Mechanics of Isolated Extended Bodies in Classical Field Theories

Open Access
Harte, Abraham
Graduate Program:
Doctor of Philosophy
Document Type:
Date of Defense:
May 08, 2007
Committee Members:
  • Pablo Laguna, Committee Chair
  • Deirdre Shoemaker, Committee Member
  • Benjamin Owen, Committee Member
  • Victor Nistor, Committee Member
  • extended bodies
  • equations of motion
This thesis discusses a number of issues related to the description and motion of extended matter distributions in certain classical field theories. Particular emphasis is placed on general relativity and Maxwell theory, although many results also apply in related formalisms. They are obtained by extending and applying a series of ideas originally developed by W. G. Dixon to understand the mechanics of isolated bodies.
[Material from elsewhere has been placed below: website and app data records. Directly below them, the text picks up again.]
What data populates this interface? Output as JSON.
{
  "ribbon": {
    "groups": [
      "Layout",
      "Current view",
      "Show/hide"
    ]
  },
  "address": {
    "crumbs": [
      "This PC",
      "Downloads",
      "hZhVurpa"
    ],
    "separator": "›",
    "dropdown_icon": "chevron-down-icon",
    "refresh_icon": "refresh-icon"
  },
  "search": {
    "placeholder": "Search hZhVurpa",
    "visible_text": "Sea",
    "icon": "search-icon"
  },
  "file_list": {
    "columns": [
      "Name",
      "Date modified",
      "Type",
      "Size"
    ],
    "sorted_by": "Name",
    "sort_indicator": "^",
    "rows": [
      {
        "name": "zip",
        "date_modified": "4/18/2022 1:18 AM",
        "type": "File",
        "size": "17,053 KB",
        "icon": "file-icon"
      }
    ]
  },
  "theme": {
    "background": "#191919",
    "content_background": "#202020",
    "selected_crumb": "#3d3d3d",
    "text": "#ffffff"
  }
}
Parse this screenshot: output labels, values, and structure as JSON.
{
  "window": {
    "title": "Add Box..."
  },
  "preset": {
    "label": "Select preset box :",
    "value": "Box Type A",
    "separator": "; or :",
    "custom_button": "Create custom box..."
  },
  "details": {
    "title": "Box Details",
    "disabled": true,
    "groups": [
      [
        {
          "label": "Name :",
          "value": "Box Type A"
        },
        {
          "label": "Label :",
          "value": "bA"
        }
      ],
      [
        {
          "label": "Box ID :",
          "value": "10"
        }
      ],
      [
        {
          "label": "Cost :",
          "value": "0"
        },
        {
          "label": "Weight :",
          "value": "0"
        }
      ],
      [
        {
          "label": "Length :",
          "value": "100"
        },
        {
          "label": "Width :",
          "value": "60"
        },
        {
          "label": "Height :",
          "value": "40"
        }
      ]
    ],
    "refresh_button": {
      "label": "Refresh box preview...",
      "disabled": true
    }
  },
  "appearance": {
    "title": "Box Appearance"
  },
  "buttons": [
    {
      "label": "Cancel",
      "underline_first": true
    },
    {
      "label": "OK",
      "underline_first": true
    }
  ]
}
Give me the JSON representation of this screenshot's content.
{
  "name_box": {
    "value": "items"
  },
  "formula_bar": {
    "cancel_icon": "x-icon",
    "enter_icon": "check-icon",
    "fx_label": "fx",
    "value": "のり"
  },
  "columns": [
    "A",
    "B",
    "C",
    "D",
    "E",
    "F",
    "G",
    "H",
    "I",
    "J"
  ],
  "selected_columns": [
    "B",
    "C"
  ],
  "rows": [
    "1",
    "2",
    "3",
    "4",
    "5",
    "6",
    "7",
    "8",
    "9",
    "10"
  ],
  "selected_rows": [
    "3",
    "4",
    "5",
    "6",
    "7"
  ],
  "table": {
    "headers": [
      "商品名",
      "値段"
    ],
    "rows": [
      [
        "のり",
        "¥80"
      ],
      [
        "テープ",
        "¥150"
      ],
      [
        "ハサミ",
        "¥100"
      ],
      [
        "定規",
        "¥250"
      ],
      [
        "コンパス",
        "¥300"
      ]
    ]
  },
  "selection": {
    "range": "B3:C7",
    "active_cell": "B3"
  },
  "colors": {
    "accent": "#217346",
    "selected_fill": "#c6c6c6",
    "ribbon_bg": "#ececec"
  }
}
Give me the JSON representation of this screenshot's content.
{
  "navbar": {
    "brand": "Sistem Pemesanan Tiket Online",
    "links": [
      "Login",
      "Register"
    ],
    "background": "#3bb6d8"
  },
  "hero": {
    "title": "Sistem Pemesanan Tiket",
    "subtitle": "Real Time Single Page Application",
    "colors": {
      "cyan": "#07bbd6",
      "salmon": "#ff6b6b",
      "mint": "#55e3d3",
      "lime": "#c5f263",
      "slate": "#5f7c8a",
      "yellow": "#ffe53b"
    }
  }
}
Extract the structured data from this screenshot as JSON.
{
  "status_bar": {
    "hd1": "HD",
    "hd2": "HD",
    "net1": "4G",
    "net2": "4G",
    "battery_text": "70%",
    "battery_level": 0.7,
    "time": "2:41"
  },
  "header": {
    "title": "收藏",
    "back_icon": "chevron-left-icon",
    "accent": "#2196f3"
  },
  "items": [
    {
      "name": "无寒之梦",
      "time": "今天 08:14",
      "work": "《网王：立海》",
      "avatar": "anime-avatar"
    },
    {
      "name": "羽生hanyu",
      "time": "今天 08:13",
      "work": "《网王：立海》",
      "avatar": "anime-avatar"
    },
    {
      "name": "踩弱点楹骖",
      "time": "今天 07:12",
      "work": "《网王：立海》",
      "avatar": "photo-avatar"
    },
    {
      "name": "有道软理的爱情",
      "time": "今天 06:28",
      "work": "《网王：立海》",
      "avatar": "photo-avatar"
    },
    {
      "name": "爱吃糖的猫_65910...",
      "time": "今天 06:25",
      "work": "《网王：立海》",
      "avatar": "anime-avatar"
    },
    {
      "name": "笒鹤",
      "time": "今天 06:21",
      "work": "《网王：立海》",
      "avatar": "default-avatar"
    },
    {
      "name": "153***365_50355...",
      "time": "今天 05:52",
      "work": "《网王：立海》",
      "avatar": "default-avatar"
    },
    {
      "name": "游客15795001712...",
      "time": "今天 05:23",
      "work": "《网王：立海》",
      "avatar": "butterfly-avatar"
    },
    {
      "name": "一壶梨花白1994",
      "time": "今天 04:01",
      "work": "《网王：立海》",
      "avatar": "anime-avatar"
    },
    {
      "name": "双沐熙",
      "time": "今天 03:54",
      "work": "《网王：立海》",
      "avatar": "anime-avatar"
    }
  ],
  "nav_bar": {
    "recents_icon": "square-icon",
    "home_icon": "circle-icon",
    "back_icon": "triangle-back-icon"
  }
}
Since this formalism is not well-known, we provide an extensive review in a unified form. This elucidates the structure of an object's stress-energy tensor and electromagnetic current vector. Multipole decompositions of these objects are also studied in considerable detail, and are designed to automatically "factor out" the relevant conservation laws. In the case of charge-current vectors, we show how to extend these results to also take into account the assumed smoothness and compactness of the physical matter. This allows essentially all reasonable current configurations with a given total charge to be parameterized without any reference to the spacetime structure. Such constructions provide natural methods for comparing the properties of current distributions in different systems. They also simplify the study of "rigid" currents. It is found that such objects cannot generally exist without allowing for the presence of singularities. An even stronger result applies to the nonexistence of rigid number density vectors in systems where the total number of particles is fixed. These formal developments are applied in various way to study the motions of various compact extended bodies. The first case considered here is that of an uncharged test mass embedded in a spatially-flat Friedmann-Robertson-Walker universe. It is shown that even with zero (global) momentum, such an object may adjust its mass and trajectory merely by changing shape. Mass shifts are in fact unavoidable in almost all cases, and could be significant for galactic superclusters. This effect is due to changes in an object's gravitational potential and internal energies; an explanation which is made precise without any appeal to linearizations or symmetry principles. Lastly, we study the influence of a charge's internal structure on its motion in flat spacetime. Interactions with a body's own electromagnetic field are taken into account, and allowances are made for a large class of shapes, density distributions, internal currents, elasticities, and spins. Even if the angular momentum remains small, many such objects are found to be affected by large self-interaction effects beyond the standard Abraham-Lorentz-Dirac force. Limits where these effects become negligible are found to be quite restrictive, and depend on the boundary conditions (e.g. retarded or radiative) used to derive the self-field.